**EXCERPTED DATA:**
════════════════

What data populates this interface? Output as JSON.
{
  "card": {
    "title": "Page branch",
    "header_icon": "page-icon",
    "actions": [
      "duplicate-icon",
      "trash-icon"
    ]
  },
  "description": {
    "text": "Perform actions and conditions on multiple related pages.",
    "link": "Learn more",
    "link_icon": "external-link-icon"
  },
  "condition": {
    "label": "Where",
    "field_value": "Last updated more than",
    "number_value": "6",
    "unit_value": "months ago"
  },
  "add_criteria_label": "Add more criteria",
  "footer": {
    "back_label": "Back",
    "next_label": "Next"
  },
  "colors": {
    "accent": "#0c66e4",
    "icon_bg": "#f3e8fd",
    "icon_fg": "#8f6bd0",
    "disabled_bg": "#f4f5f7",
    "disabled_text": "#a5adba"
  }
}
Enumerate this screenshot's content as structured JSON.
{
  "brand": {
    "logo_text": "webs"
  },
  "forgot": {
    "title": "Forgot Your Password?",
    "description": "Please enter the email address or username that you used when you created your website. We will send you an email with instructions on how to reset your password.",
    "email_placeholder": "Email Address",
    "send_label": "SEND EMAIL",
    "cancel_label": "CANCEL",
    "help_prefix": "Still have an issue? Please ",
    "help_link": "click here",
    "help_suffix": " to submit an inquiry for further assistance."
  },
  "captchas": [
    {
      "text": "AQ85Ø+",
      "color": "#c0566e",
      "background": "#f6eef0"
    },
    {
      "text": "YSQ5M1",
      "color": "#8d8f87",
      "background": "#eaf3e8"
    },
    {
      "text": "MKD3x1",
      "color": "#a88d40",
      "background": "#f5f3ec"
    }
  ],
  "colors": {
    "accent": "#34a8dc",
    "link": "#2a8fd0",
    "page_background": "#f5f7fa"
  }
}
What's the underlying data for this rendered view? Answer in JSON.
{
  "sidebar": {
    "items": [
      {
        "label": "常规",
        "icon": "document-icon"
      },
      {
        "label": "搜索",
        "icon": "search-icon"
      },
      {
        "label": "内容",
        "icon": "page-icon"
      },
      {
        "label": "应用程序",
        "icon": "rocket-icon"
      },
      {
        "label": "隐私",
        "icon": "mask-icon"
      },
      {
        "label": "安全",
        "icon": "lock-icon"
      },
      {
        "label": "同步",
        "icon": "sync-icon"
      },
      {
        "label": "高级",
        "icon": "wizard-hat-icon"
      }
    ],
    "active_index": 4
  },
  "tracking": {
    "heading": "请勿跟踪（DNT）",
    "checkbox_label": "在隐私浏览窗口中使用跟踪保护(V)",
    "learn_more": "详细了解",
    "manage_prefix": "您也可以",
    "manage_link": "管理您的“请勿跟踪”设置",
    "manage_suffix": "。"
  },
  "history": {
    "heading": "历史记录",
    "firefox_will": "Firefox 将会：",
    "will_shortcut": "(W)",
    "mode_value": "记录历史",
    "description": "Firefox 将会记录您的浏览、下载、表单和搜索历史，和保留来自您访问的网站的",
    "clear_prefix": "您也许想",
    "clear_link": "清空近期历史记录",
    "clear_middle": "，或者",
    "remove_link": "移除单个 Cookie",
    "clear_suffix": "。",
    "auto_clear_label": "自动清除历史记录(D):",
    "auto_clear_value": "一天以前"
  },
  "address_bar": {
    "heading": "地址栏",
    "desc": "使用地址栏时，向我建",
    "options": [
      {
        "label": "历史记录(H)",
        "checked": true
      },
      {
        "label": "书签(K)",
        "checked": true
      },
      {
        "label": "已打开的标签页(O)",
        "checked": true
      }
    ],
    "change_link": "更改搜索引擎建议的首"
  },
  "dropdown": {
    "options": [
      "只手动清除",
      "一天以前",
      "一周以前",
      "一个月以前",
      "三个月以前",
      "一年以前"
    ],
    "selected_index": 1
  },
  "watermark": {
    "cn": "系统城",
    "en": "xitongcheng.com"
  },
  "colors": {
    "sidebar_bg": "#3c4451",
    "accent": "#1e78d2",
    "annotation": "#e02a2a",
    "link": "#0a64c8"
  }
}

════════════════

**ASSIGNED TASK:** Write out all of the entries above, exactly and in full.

**FINAL ANSWER:**
What data populates this interface? Output as JSON.
{
  "card": {
    "title": "Page branch",
    "header_icon": "page-icon",
    "actions": [
      "duplicate-icon",
      "trash-icon"
    ]
  },
  "description": {
    "text": "Perform actions and conditions on multiple related pages.",
    "link": "Learn more",
    "link_icon": "external-link-icon"
  },
  "condition": {
    "label": "Where",
    "field_value": "Last updated more than",
    "number_value": "6",
    "unit_value": "months ago"
  },
  "add_criteria_label": "Add more criteria",
  "footer": {
    "back_label": "Back",
    "next_label": "Next"
  },
  "colors": {
    "accent": "#0c66e4",
    "icon_bg": "#f3e8fd",
    "icon_fg": "#8f6bd0",
    "disabled_bg": "#f4f5f7",
    "disabled_text": "#a5adba"
  }
}
Enumerate this screenshot's content as structured JSON.
{
  "brand": {
    "logo_text": "webs"
  },
  "forgot": {
    "title": "Forgot Your Password?",
    "description": "Please enter the email address or username that you used when you created your website. We will send you an email with instructions on how to reset your password.",
    "email_placeholder": "Email Address",
    "send_label": "SEND EMAIL",
    "cancel_label": "CANCEL",
    "help_prefix": "Still have an issue? Please ",
    "help_link": "click here",
    "help_suffix": " to submit an inquiry for further assistance."
  },
  "captchas": [
    {
      "text": "AQ85Ø+",
      "color": "#c0566e",
      "background": "#f6eef0"
    },
    {
      "text": "YSQ5M1",
      "color": "#8d8f87",
      "background": "#eaf3e8"
    },
    {
      "text": "MKD3x1",
      "color": "#a88d40",
      "background": "#f5f3ec"
    }
  ],
  "colors": {
    "accent": "#34a8dc",
    "link": "#2a8fd0",
    "page_background": "#f5f7fa"
  }
}
What's the underlying data for this rendered view? Answer in JSON.
{
  "sidebar": {
    "items": [
      {
        "label": "常规",
        "icon": "document-icon"
      },
      {
        "label": "搜索",
        "icon": "search-icon"
      },
      {
        "label": "内容",
        "icon": "page-icon"
      },
      {
        "label": "应用程序",
        "icon": "rocket-icon"
      },
      {
        "label": "隐私",
        "icon": "mask-icon"
      },
      {
        "label": "安全",
        "icon": "lock-icon"
      },
      {
        "label": "同步",
        "icon": "sync-icon"
      },
      {
        "label": "高级",
        "icon": "wizard-hat-icon"
      }
    ],
    "active_index": 4
  },
  "tracking": {
    "heading": "请勿跟踪（DNT）",
    "checkbox_label": "在隐私浏览窗口中使用跟踪保护(V)",
    "learn_more": "详细了解",
    "manage_prefix": "您也可以",
    "manage_link": "管理您的“请勿跟踪”设置",
    "manage_suffix": "。"
  },
  "history": {
    "heading": "历史记录",
    "firefox_will": "Firefox 将会：",
    "will_shortcut": "(W)",
    "mode_value": "记录历史",
    "description": "Firefox 将会记录您的浏览、下载、表单和搜索历史，和保留来自您访问的网站的",
    "clear_prefix": "您也许想",
    "clear_link": "清空近期历史记录",
    "clear_middle": "，或者",
    "remove_link": "移除单个 Cookie",
    "clear_suffix": "。",
    "auto_clear_label": "自动清除历史记录(D):",
    "auto_clear_value": "一天以前"
  },
  "address_bar": {
    "heading": "地址栏",
    "desc": "使用地址栏时，向我建",
    "options": [
      {
        "label": "历史记录(H)",
        "checked": true
      },
      {
        "label": "书签(K)",
        "checked": true
      },
      {
        "label": "已打开的标签页(O)",
        "checked": true
      }
    ],
    "change_link": "更改搜索引擎建议的首"
  },
  "dropdown": {
    "options": [
      "只手动清除",
      "一天以前",
      "一周以前",
      "一个月以前",
      "三个月以前",
      "一年以前"
    ],
    "selected_index": 1
  },
  "watermark": {
    "cn": "系统城",
    "en": "xitongcheng.com"
  },
  "colors": {
    "sidebar_bg": "#3c4451",
    "accent": "#1e78d2",
    "annotation": "#e02a2a",
    "link": "#0a64c8"
  }
}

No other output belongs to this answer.